The junior punter has been predictably excellent this season. Johnston's only notable struggle came against Michigan State last week, when one of his punts came off the foot wrong and traveled a net five yards. That gave the Spartans the ball on Ohio State's 23, and though they missed the ensuing field goal attempt, it was emblematic of the kind of sloppy play that doomed the Buckeyes' perfect season.
The game situation
To Johnston's credit, he also recorded punts of 53, 49, 48, and 41 yards against Michigan State. There's a good chance he'll need that kind of leg against the Wolverines. The Michigan defense is absolutely stifling, ranking No. 2 in the country by S&P+, and against a team that looks as forlorn on offense as the Buckeyes have, they could do some serious damage. Johnston is going to get his reps this weekend.
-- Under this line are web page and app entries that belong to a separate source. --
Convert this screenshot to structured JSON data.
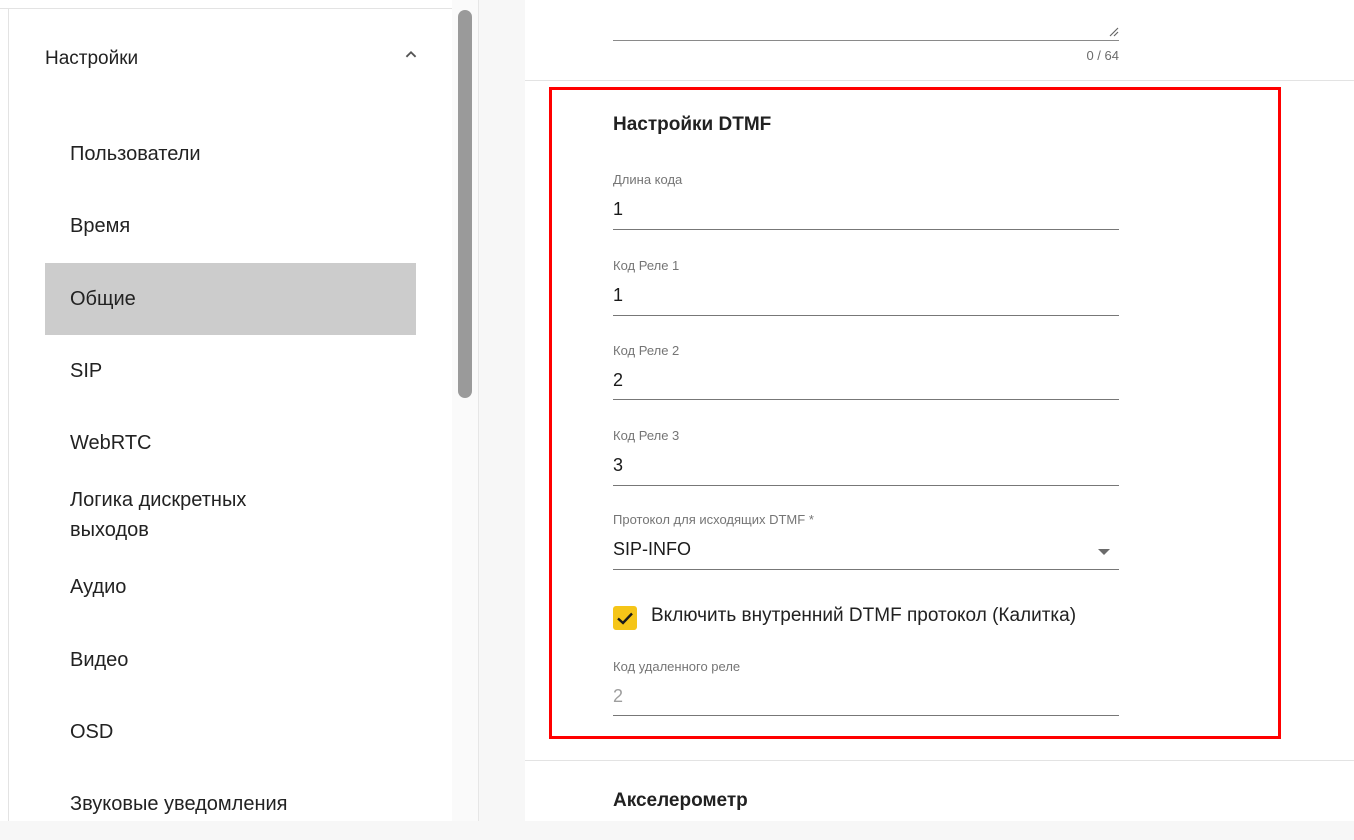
{
  "sidebar": {
    "section_title": "Настройки",
    "items": [
      {
        "label": "Пользователи"
      },
      {
        "label": "Время"
      },
      {
        "label": "Общие",
        "active": true
      },
      {
        "label": "SIP"
      },
      {
        "label": "WebRTC"
      },
      {
        "label": "Логика дискретных выходов"
      },
      {
        "label": "Аудио"
      },
      {
        "label": "Видео"
      },
      {
        "label": "OSD"
      },
      {
        "label": "Звуковые уведомления"
      }
    ]
  },
  "content": {
    "top_textarea": {
      "counter": "0 / 64"
    },
    "dtmf": {
      "title": "Настройки DTMF",
      "code_length": {
        "label": "Длина кода",
        "value": "1"
      },
      "relay1": {
        "label": "Код Реле 1",
        "value": "1"
      },
      "relay2": {
        "label": "Код Реле 2",
        "value": "2"
      },
      "relay3": {
        "label": "Код Реле 3",
        "value": "3"
      },
      "protocol": {
        "label": "Протокол для исходящих DTMF *",
        "value": "SIP-INFO"
      },
      "internal_protocol": {
        "label": "Включить внутренний DTMF протокол (Калитка)",
        "checked": true
      },
      "remote_relay": {
        "label": "Код удаленного реле",
        "value": "2"
      }
    },
    "accelerometer": {
      "title": "Акселерометр"
    }
  },
  "colors": {
    "accent_checkbox": "#f5c518",
    "highlight_border": "#ff0000",
    "active_nav_bg": "#cccccc"
  }
}
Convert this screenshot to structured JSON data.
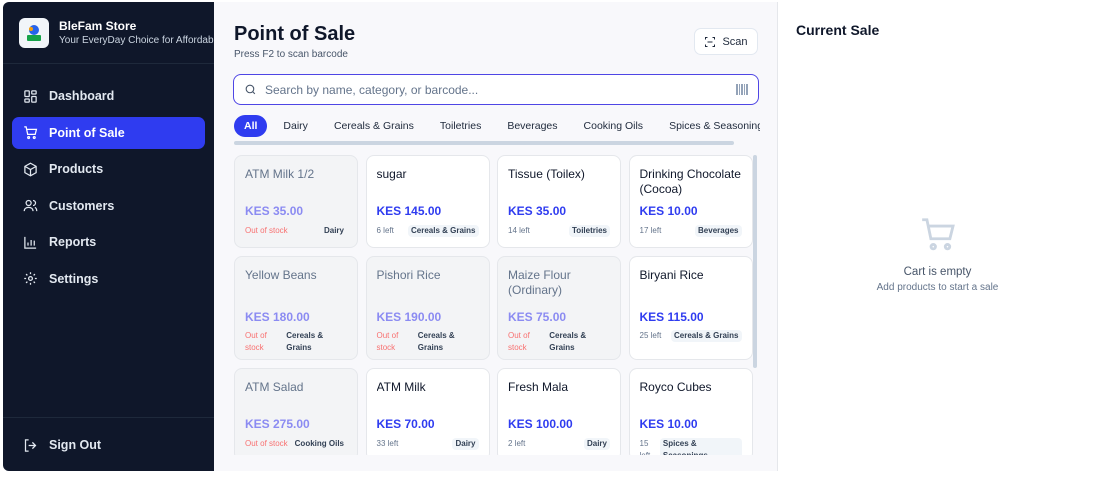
{
  "brand": {
    "name": "BleFam Store",
    "tagline": "Your EveryDay Choice for Affordable"
  },
  "nav": {
    "dashboard": "Dashboard",
    "pos": "Point of Sale",
    "products": "Products",
    "customers": "Customers",
    "reports": "Reports",
    "settings": "Settings",
    "signout": "Sign Out"
  },
  "header": {
    "title": "Point of Sale",
    "subtitle": "Press F2 to scan barcode",
    "scan_label": "Scan"
  },
  "search": {
    "placeholder": "Search by name, category, or barcode..."
  },
  "categories": [
    "All",
    "Dairy",
    "Cereals & Grains",
    "Toiletries",
    "Beverages",
    "Cooking Oils",
    "Spices & Seasonings"
  ],
  "products": [
    {
      "name": "ATM Milk 1/2",
      "price": "KES 35.00",
      "stock": "Out of stock",
      "category": "Dairy"
    },
    {
      "name": "sugar",
      "price": "KES 145.00",
      "stock": "6 left",
      "category": "Cereals & Grains"
    },
    {
      "name": "Tissue (Toilex)",
      "price": "KES 35.00",
      "stock": "14 left",
      "category": "Toiletries"
    },
    {
      "name": "Drinking Chocolate (Cocoa)",
      "price": "KES 10.00",
      "stock": "17 left",
      "category": "Beverages"
    },
    {
      "name": "Yellow Beans",
      "price": "KES 180.00",
      "stock": "Out of stock",
      "category": "Cereals & Grains"
    },
    {
      "name": "Pishori Rice",
      "price": "KES 190.00",
      "stock": "Out of stock",
      "category": "Cereals & Grains"
    },
    {
      "name": "Maize Flour (Ordinary)",
      "price": "KES 75.00",
      "stock": "Out of stock",
      "category": "Cereals & Grains"
    },
    {
      "name": "Biryani Rice",
      "price": "KES 115.00",
      "stock": "25 left",
      "category": "Cereals & Grains"
    },
    {
      "name": "ATM Salad",
      "price": "KES 275.00",
      "stock": "Out of stock",
      "category": "Cooking Oils"
    },
    {
      "name": "ATM Milk",
      "price": "KES 70.00",
      "stock": "33 left",
      "category": "Dairy"
    },
    {
      "name": "Fresh Mala",
      "price": "KES 100.00",
      "stock": "2 left",
      "category": "Dairy"
    },
    {
      "name": "Royco Cubes",
      "price": "KES 10.00",
      "stock": "15 left",
      "category": "Spices & Seasonings"
    }
  ],
  "cart": {
    "title": "Current Sale",
    "empty_title": "Cart is empty",
    "empty_sub": "Add products to start a sale"
  },
  "colors": {
    "sidebar": "#0f172a",
    "accent": "#2f3cf0",
    "out_of_stock": "#f87171"
  }
}
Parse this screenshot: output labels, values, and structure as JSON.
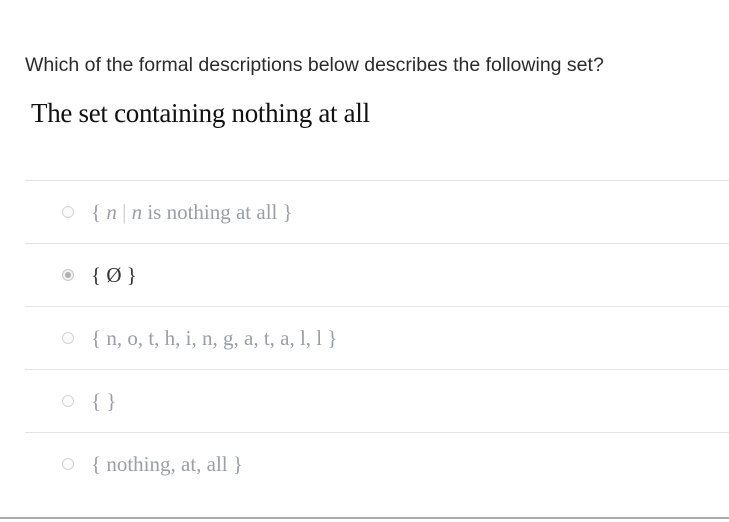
{
  "question": "Which of the formal descriptions below describes the following set?",
  "prompt": "The set containing nothing at all",
  "options": [
    {
      "id": "a",
      "parts": {
        "open": "{",
        "var1": "n",
        "sep": "|",
        "var2": "n",
        "rest": "is nothing at all",
        "close": "}"
      },
      "selected": false
    },
    {
      "id": "b",
      "text": "{ Ø }",
      "selected": true
    },
    {
      "id": "c",
      "text": "{ n, o, t, h, i, n, g, a, t, a, l, l }",
      "selected": false
    },
    {
      "id": "d",
      "text": "{ }",
      "selected": false
    },
    {
      "id": "e",
      "text": "{ nothing, at, all }",
      "selected": false
    }
  ]
}
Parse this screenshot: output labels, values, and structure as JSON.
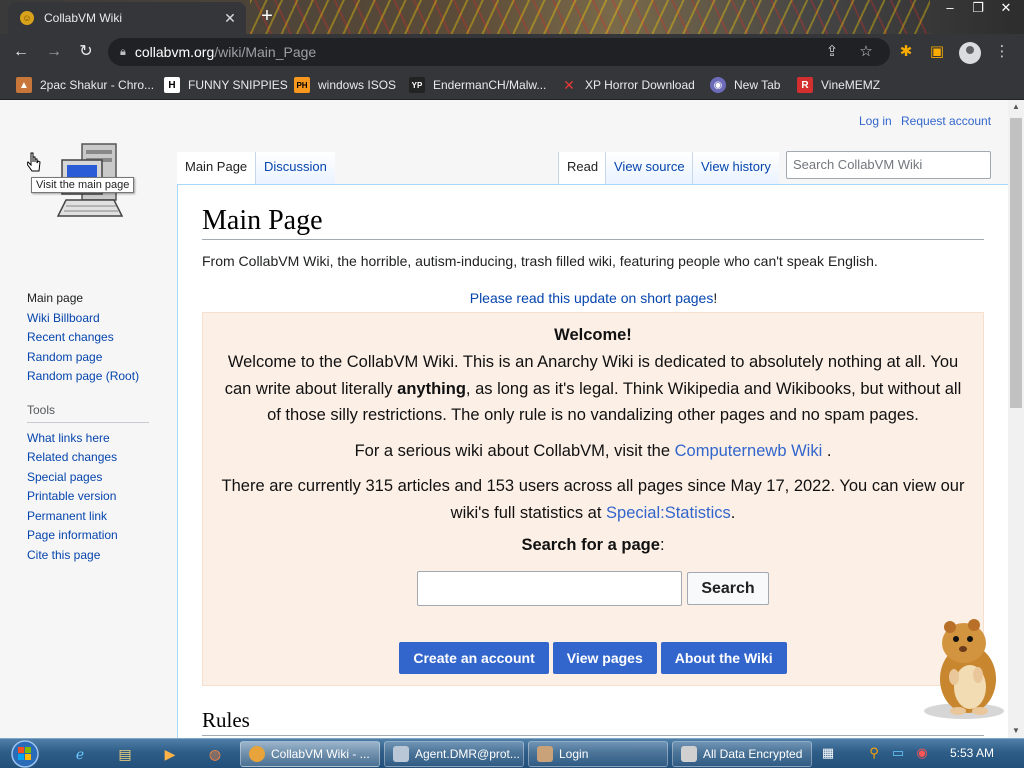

He'll be punting to Jabrill Peppers, a world-class athlete who was a 5-star recruit coming out of high school. Peppers is a serviceable defensive back with great speed, and though he hasn't taken a punt back to the house on his 17 returns this season, he's not an adversary to be taken lightly.
The good news for Ohio State is that Johnston's surgical boot has helped put the team at No. 2 in the country in defensive field position. The Wolverines are used to starting further up the field than just about everybody -- their average drive begins at the 35-yard line -- but the Buckeyes flip the field with the best of them, and on average, Ohio State's opponents begin drives on their own 25. Whichever team can tip the scales towards the number they're used to stands a good chance of winning this game.
What to watch for
Outside of Ohio State's punting opportunities, there will be plenty to keep an eye out for here. Ezekiel Elliott has been the focal point of the offense all year, and his lack of touches against Michigan State has left many scratching their heads. Elliott's post-game comments notwithstanding, Urban Meyer will almost certainly use him early and often against the Wolverines. Michigan boasts the country's ninth-best run D, but Elliott seems to flourish against elite defenses, and if he'll need to get some momentum going against this one.
The Buckeyes also enter Ann Arbor with an elite defense of their own. That hardly bodes well for Michigan QB Jake Rudock, who has put up good numbers this year but throws interceptions at a much higher clip than, say, Connor Cook. Rudock has also been sacked 15 times this year. Think Joey Bosa might try to add a few to that total in his final game against the Wolverines?
The advanced stats favor Michigan against Ohio State, as the Wolverines have been S&P+ darlings all season despite their losses. This game feels impossible to call. How the Buckeyes open this game will tell us an awful lot about what this week has been like for the team -- whether or not the "Urban has lost the locker room" narrative is completely overblown, whether or not all of the off-field stuff has been as much of a distraction as it's made out to be, etc.
The Buckeyes could take the field on Saturday and completely roll over, putting a fitting end on this weird and ultimately kind of disappointing season. Or they could come out and completely smash the Wolverines, making it clear just how seriously they take all of this. Like most other things, the answer probably lies somewhere in the middle of these extremes. In the absence of a clear picture, we'll defer to the advanced metrics: Michigan 27, Ohio State 21.